Find the word "their" in the records and copy every line where it occurs.
Data for the task START
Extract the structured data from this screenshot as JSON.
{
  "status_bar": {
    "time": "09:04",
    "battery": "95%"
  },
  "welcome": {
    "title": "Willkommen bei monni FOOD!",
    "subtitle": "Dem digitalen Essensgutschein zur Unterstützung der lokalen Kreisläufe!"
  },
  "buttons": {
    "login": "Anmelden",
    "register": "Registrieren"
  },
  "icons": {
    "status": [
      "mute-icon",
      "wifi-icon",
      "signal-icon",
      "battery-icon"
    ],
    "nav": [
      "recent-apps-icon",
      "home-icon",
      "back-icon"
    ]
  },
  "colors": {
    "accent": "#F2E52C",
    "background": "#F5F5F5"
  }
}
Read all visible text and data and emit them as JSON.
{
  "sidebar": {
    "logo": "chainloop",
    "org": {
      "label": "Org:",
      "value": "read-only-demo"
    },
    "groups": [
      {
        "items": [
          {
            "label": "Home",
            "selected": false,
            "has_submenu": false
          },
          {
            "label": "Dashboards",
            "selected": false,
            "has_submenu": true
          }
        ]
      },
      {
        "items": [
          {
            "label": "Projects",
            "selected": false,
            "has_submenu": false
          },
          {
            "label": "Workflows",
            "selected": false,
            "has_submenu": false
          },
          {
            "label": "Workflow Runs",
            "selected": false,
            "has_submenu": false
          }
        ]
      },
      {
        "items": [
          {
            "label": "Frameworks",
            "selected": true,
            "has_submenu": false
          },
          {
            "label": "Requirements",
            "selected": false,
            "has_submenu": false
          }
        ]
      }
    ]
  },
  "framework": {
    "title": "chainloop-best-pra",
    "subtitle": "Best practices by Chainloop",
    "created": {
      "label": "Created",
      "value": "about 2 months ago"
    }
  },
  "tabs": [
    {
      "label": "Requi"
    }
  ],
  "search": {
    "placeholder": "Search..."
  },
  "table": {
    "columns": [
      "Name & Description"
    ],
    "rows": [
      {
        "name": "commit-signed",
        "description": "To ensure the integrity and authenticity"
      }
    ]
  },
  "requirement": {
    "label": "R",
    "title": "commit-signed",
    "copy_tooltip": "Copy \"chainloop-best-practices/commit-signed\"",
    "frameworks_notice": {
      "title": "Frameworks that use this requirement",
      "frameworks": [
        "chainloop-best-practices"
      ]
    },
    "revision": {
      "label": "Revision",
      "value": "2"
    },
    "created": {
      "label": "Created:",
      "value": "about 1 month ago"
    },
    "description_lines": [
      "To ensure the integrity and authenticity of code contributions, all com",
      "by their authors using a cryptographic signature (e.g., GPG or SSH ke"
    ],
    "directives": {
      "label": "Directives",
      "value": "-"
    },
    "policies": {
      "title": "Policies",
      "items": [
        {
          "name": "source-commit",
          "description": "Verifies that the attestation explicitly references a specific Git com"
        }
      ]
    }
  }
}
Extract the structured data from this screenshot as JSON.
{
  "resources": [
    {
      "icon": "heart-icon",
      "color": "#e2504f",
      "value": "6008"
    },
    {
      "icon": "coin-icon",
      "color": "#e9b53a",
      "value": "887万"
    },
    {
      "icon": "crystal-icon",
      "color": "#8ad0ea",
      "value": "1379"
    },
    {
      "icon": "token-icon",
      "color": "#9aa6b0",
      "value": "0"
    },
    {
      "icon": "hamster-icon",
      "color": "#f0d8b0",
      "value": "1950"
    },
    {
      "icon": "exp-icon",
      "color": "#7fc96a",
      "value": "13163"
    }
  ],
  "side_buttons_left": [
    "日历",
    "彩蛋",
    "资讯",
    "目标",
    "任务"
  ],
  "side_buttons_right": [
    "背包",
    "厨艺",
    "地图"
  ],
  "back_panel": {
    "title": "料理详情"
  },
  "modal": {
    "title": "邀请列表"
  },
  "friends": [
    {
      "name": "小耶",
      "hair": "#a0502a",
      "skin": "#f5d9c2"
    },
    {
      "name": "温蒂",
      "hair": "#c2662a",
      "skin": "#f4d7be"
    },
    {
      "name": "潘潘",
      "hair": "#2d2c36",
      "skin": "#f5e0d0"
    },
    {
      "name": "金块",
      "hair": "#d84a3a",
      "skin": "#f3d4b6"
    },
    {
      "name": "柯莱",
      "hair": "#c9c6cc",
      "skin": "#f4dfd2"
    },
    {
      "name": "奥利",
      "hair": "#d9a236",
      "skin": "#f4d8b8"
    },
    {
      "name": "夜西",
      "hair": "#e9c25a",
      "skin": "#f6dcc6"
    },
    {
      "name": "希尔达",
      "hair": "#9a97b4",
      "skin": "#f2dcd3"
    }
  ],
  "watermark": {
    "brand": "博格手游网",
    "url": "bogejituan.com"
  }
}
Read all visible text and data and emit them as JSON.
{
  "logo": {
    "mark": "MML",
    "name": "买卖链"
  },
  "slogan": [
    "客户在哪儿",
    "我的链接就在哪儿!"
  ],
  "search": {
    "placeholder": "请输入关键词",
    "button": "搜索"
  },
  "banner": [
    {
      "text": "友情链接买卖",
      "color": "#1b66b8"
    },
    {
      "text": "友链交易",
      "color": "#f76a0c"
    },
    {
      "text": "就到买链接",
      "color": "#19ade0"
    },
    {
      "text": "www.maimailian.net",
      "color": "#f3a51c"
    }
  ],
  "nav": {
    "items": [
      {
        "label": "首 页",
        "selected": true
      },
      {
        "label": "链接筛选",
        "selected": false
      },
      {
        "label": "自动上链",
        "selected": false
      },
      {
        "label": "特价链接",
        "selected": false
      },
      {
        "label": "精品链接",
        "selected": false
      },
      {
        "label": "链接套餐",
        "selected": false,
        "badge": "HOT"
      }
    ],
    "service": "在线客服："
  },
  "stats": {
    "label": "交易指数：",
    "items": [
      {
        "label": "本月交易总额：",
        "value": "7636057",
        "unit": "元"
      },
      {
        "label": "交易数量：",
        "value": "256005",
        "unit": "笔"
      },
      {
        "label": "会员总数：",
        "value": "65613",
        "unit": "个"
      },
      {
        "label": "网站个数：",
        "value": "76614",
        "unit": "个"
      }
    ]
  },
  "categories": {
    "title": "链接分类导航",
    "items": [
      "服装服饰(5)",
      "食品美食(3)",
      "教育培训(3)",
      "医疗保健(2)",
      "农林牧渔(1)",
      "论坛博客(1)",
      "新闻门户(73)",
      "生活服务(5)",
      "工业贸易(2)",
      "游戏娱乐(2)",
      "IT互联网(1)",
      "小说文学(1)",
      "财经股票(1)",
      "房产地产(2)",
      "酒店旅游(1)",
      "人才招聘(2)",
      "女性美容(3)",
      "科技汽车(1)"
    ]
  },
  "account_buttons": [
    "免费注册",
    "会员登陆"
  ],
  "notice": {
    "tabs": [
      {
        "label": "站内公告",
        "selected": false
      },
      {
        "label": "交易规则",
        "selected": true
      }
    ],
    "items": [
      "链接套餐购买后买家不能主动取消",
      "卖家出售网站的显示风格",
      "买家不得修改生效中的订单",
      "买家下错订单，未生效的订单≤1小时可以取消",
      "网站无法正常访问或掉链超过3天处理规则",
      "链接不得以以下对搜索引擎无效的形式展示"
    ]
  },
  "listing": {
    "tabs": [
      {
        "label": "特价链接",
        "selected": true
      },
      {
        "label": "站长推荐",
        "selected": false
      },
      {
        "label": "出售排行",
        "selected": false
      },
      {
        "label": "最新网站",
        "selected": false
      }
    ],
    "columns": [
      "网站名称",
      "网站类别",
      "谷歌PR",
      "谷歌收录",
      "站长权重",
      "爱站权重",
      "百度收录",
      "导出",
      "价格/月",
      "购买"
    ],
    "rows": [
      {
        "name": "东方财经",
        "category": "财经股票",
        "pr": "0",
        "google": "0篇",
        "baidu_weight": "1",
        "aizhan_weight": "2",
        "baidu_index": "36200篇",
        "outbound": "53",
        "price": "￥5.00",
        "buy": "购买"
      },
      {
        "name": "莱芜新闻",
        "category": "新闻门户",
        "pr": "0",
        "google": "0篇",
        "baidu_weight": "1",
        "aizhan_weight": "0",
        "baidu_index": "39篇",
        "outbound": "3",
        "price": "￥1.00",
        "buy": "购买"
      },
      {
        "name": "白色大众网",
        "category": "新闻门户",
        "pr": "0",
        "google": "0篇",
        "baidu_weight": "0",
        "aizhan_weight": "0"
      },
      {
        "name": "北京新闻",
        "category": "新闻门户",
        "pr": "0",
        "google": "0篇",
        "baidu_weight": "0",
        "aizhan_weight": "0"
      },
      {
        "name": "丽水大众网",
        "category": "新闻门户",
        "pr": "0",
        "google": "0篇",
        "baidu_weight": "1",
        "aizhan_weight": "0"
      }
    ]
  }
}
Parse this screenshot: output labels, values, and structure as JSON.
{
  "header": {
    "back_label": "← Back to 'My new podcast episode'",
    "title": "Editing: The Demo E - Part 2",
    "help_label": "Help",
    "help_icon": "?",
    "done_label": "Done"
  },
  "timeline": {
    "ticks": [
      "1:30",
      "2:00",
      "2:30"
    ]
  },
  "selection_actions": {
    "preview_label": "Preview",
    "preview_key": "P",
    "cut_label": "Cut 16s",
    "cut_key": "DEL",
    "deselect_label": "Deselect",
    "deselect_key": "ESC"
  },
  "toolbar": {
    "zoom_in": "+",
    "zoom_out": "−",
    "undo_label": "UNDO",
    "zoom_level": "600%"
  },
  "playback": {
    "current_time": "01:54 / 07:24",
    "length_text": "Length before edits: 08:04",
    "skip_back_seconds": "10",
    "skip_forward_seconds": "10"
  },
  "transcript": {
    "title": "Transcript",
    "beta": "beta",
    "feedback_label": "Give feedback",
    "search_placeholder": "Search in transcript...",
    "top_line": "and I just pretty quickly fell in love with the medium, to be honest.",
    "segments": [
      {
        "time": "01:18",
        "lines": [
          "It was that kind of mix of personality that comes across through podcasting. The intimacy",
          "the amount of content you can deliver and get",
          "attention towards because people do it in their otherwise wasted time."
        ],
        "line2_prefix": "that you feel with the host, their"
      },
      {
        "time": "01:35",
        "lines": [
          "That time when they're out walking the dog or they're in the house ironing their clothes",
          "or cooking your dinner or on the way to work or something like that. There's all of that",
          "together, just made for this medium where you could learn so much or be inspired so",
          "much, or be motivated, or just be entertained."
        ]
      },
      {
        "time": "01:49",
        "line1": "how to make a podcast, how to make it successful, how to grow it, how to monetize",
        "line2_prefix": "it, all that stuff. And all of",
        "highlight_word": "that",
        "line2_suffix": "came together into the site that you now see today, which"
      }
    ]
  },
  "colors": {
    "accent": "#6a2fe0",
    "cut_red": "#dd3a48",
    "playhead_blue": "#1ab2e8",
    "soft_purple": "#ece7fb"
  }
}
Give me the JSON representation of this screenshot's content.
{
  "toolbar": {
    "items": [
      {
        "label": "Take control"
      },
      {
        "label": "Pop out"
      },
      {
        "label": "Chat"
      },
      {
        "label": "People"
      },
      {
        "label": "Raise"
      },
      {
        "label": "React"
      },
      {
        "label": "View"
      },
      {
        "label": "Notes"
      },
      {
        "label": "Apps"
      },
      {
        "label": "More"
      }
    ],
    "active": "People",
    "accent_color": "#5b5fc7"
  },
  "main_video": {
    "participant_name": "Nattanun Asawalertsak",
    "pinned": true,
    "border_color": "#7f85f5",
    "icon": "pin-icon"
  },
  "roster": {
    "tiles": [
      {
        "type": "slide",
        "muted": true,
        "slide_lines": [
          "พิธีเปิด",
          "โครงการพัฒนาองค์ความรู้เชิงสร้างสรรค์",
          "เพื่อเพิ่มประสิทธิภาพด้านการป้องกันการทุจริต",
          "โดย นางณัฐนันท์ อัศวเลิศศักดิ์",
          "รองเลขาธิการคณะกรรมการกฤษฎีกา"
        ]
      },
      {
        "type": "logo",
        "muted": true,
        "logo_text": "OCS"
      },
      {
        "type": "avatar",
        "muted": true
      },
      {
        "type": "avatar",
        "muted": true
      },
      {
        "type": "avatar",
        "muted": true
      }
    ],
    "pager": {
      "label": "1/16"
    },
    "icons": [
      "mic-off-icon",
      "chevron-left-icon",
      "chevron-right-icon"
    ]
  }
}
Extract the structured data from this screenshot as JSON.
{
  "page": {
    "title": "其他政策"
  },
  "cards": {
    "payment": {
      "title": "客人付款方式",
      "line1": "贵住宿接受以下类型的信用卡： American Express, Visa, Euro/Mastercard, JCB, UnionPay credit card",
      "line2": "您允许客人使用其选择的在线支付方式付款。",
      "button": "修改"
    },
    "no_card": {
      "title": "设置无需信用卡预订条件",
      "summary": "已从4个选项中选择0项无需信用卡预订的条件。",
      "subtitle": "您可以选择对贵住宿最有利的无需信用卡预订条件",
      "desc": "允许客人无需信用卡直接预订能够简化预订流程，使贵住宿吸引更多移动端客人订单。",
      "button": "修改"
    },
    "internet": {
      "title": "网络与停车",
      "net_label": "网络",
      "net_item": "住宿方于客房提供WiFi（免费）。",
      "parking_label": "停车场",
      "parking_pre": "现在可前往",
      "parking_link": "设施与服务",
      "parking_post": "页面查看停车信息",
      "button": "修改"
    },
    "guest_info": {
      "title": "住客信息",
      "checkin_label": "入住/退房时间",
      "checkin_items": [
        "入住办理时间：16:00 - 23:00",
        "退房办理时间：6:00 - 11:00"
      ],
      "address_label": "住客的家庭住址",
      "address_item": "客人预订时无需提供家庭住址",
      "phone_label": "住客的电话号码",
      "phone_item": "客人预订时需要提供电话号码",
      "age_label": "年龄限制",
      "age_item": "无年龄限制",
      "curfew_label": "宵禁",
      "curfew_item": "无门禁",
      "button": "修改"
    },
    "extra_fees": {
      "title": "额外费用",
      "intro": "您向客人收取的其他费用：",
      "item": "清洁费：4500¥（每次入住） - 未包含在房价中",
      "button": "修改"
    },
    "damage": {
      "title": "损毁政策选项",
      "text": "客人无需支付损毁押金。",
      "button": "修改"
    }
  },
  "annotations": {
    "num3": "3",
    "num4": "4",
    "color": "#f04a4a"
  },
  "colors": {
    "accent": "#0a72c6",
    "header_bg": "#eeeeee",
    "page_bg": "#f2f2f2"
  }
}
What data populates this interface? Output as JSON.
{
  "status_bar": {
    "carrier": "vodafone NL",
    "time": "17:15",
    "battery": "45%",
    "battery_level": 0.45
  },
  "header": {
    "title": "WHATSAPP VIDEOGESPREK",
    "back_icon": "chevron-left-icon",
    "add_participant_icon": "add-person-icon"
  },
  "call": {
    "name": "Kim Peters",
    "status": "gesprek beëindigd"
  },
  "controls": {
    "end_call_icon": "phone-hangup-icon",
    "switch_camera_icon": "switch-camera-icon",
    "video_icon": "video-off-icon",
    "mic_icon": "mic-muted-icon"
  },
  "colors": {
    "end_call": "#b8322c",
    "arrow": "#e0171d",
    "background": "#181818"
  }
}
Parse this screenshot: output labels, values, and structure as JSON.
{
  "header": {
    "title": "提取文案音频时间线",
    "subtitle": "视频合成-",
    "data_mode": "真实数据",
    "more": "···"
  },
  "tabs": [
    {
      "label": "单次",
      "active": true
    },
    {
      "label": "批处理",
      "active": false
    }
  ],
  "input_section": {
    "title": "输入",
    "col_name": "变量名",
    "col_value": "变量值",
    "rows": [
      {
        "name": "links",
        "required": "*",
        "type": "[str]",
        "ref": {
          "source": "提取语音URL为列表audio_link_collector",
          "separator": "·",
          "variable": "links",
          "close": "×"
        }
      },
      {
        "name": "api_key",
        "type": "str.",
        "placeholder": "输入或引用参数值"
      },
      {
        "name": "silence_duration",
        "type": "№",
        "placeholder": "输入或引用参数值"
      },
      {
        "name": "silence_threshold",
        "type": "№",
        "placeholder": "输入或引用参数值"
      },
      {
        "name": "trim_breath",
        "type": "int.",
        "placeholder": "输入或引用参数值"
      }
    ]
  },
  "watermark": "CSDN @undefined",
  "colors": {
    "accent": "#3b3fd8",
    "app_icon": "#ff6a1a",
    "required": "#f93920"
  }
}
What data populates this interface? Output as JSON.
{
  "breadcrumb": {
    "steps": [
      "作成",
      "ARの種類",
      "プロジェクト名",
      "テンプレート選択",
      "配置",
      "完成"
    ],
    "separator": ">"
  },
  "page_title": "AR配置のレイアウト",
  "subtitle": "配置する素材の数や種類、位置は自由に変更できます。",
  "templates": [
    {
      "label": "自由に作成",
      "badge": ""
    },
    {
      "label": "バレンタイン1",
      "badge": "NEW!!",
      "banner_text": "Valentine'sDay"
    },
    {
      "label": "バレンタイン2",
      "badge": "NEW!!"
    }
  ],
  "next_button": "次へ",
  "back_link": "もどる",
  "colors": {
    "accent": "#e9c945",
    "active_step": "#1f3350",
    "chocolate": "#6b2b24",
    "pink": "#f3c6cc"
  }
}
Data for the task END
_Task answer_:
      "by their authors using a cryptographic signature (e.g., GPG or SSH ke"
          "attention towards because people do it in their otherwise wasted time."
        "line2_prefix": "that you feel with the host, their"
          "That time when they're out walking the dog or they're in the house ironing their clothes",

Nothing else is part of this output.